In thinking about the Constitution, we should keep in mind the commonplaces that lace our thinking. We must keep them in sight at both levels: content and character, commonplace and commonplaceness–else their importance may escape us. Maitland’s view that "the history of law must be a history of ideas" is one such commonplace. Another was noticed by Edward Corwin: the "commonplace that every age has its own peculiar categories of thought; its speculations are carried on in a vocabulary which those who would be understood by it must adopt . . . ." These are tow of the commonplaces of our time, and if true they suggest tow related propositions.
Roger S. Ruffin,
An Address: The Constitution and the Dilemma of Historicism,
San Diego L. Rev.

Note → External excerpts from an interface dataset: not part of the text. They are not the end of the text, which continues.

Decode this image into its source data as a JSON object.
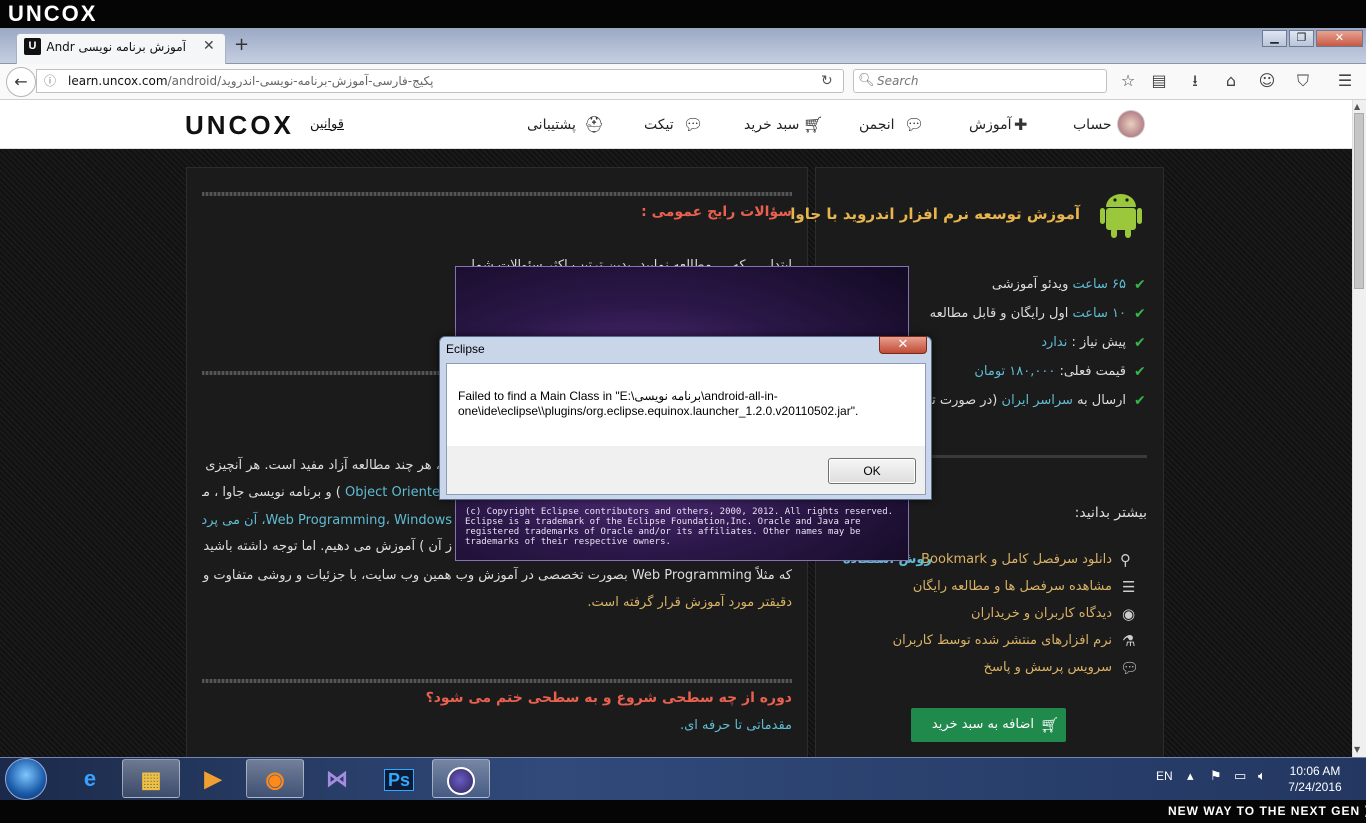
{
  "brand_top": "UNCOX",
  "tagline": "NEW WAY TO THE NEXT GEN ⟩",
  "browser": {
    "tab_title": "آموزش برنامه نویسی Andr...",
    "url_host": "learn.uncox.com",
    "url_path": "/android/پکیج-فارسی-آموزش-برنامه-نویسی-اندروید",
    "search_placeholder": "Search",
    "window_buttons": {
      "minimize": "▁",
      "maximize": "❐",
      "close": "✕"
    }
  },
  "site": {
    "logo": "UNCOX",
    "rules_link": "قوانین",
    "nav": [
      {
        "label": "پشتیبانی",
        "icon": "lifebuoy-icon"
      },
      {
        "label": "تیکت",
        "icon": "chat-icon"
      },
      {
        "label": "سبد خرید",
        "icon": "cart-icon"
      },
      {
        "label": "انجمن",
        "icon": "chat-icon"
      },
      {
        "label": "آموزش",
        "icon": "puzzle-icon"
      },
      {
        "label": "حساب",
        "icon": "avatar-icon"
      }
    ]
  },
  "course": {
    "title": "آموزش توسعه نرم افزار اندروید با جاوا",
    "features": [
      {
        "prefix": "",
        "highlight": "۶۵ ساعت",
        "suffix": " ویدئو آموزشی"
      },
      {
        "prefix": "",
        "highlight": "۱۰ ساعت",
        "suffix": " اول رایگان و قابل مطالعه"
      },
      {
        "prefix": "پیش نیاز : ",
        "highlight": "ندارد",
        "suffix": ""
      },
      {
        "prefix": "قیمت فعلی: ",
        "highlight": "۱۸۰,۰۰۰ تومان",
        "suffix": ""
      },
      {
        "prefix": "ارسال به ",
        "highlight": "سراسر ایران",
        "suffix": " (در صورت تما"
      }
    ],
    "more_heading": "بیشتر بدانید:",
    "more_links": [
      {
        "text": "دانلود سرفصل کامل و Bookmark",
        "extra": "روش استفاده",
        "icon": "search-icon"
      },
      {
        "text": "مشاهده سرفصل ها و مطالعه رایگان",
        "icon": "list-icon"
      },
      {
        "text": "دیدگاه کاربران و خریداران",
        "icon": "rss-icon"
      },
      {
        "text": "نرم افزارهای منتشر شده توسط کاربران",
        "icon": "flask-icon"
      },
      {
        "text": "سرویس پرسش و پاسخ",
        "icon": "chat-icon"
      }
    ],
    "cart_button": "اضافه به سبد خرید"
  },
  "faq": {
    "heading": "سؤالات رایج عمومی :",
    "intro": "ابتدا، ... که ... مطالعه نمایید، بدین ترتیب اکثر سئوالات شما",
    "para": [
      "، هر چند مطالعه آزاد مفید است. هر آنچیزی",
      ") و برنامه نویسی جاوا ، مورد",
      "Web Programming، Windows،   آن می پردازیم",
      "ز آن ) آموزش می دهیم. اما توجه داشته باشید",
      "که مثلاً Web Programming بصورت تخصصی در آموزش وب همین وب سایت، با جزئیات و روشی متفاوت و",
      "دقیقتر مورد آموزش قرار گرفته است."
    ],
    "para_en": "Object Oriente",
    "q2": "دوره از چه سطحی شروع و به سطحی ختم می شود؟",
    "a2": "مقدماتی تا حرفه ای."
  },
  "splash": {
    "copyright": "(c) Copyright Eclipse contributors and others, 2000, 2012.  All rights reserved. Eclipse is a trademark of the Eclipse Foundation,Inc. Oracle and Java are registered trademarks of Oracle and/or its affiliates. Other names may be trademarks of their respective owners."
  },
  "dialog": {
    "title": "Eclipse",
    "message": "Failed to find a Main Class in \"E:\\برنامه نویسی\\android-all-in-one\\ide\\eclipse\\\\plugins/org.eclipse.equinox.launcher_1.2.0.v20110502.jar\".",
    "ok": "OK",
    "close": "✕"
  },
  "taskbar": {
    "apps": [
      "internet-explorer",
      "file-explorer",
      "media-player",
      "firefox",
      "visual-studio",
      "photoshop",
      "eclipse"
    ],
    "ps_label": "Ps",
    "lang": "EN",
    "time": "10:06 AM",
    "date": "7/24/2016"
  }
}
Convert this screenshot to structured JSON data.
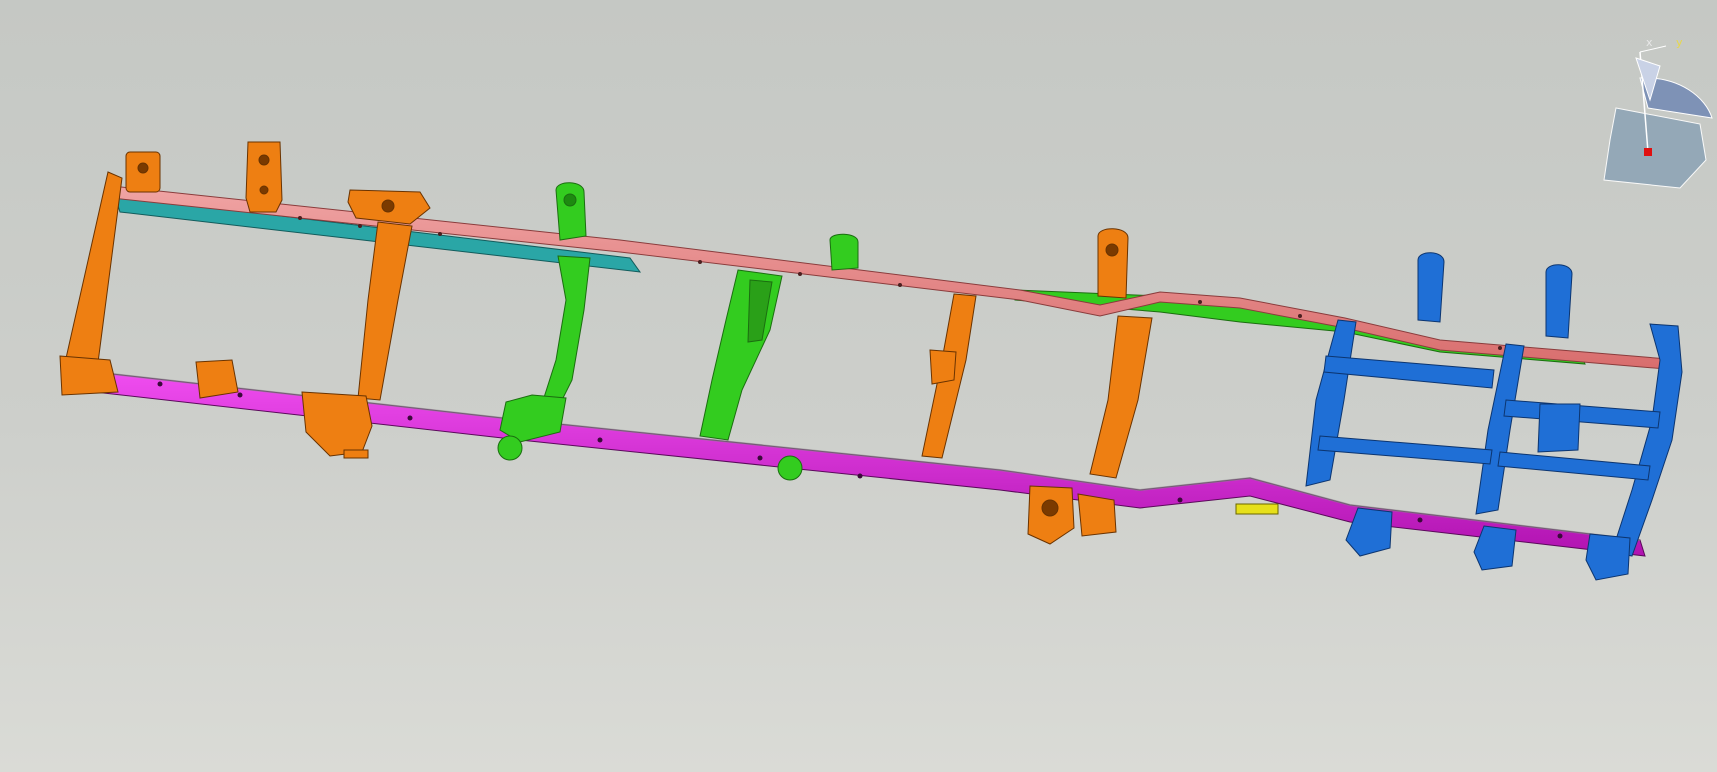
{
  "viewport": {
    "background_top": "#c5c8c4",
    "background_bottom": "#dadbd6"
  },
  "compass": {
    "x_label": "x",
    "y_label": "y",
    "icon": "orientation-compass-icon"
  },
  "model": {
    "part_colors": {
      "upper_rail": "#e88a8a",
      "upper_rail_inner": "#2aa6a6",
      "lower_rail": "#d81ed8",
      "front_members": "#ee7f12",
      "mid_members": "#33cc1f",
      "rear_members": "#1f6fd6",
      "small_part": "#e6e01a"
    }
  }
}
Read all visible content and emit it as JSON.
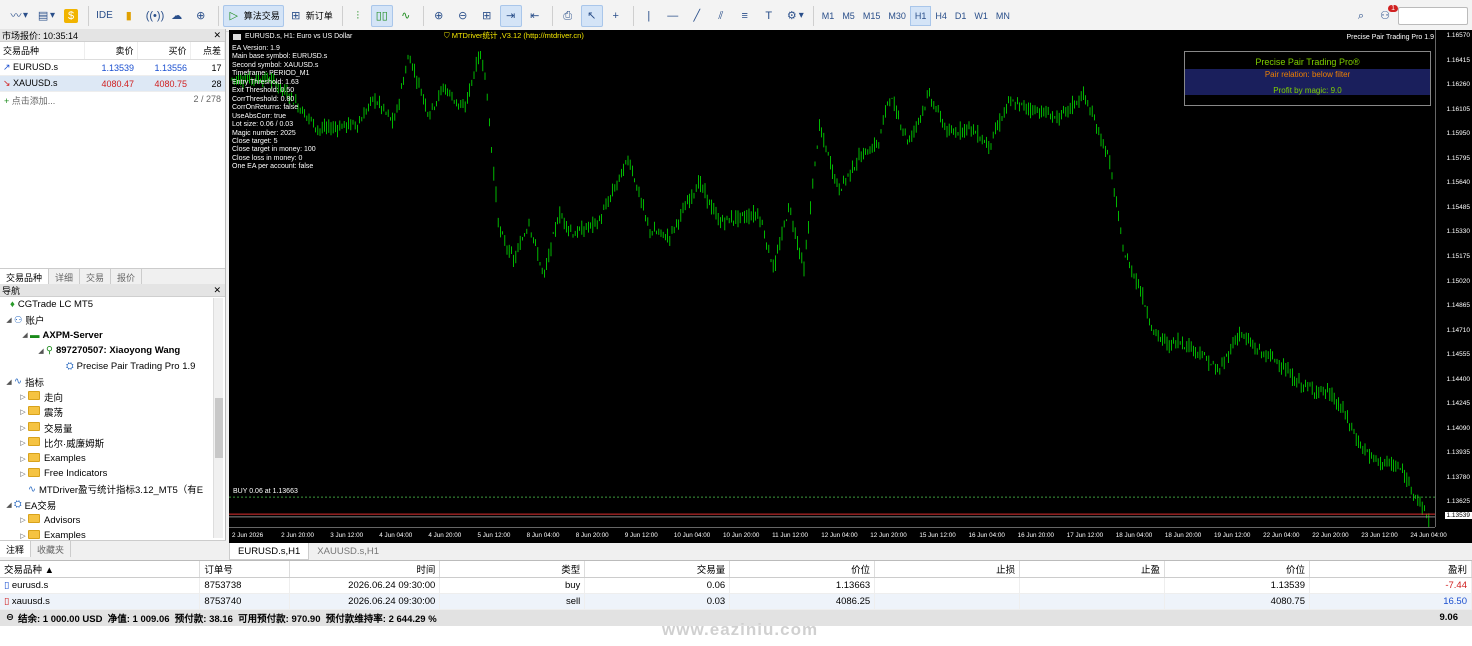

Available at: https://digital.sandiego.edu/sdlr/vol6/iss2/2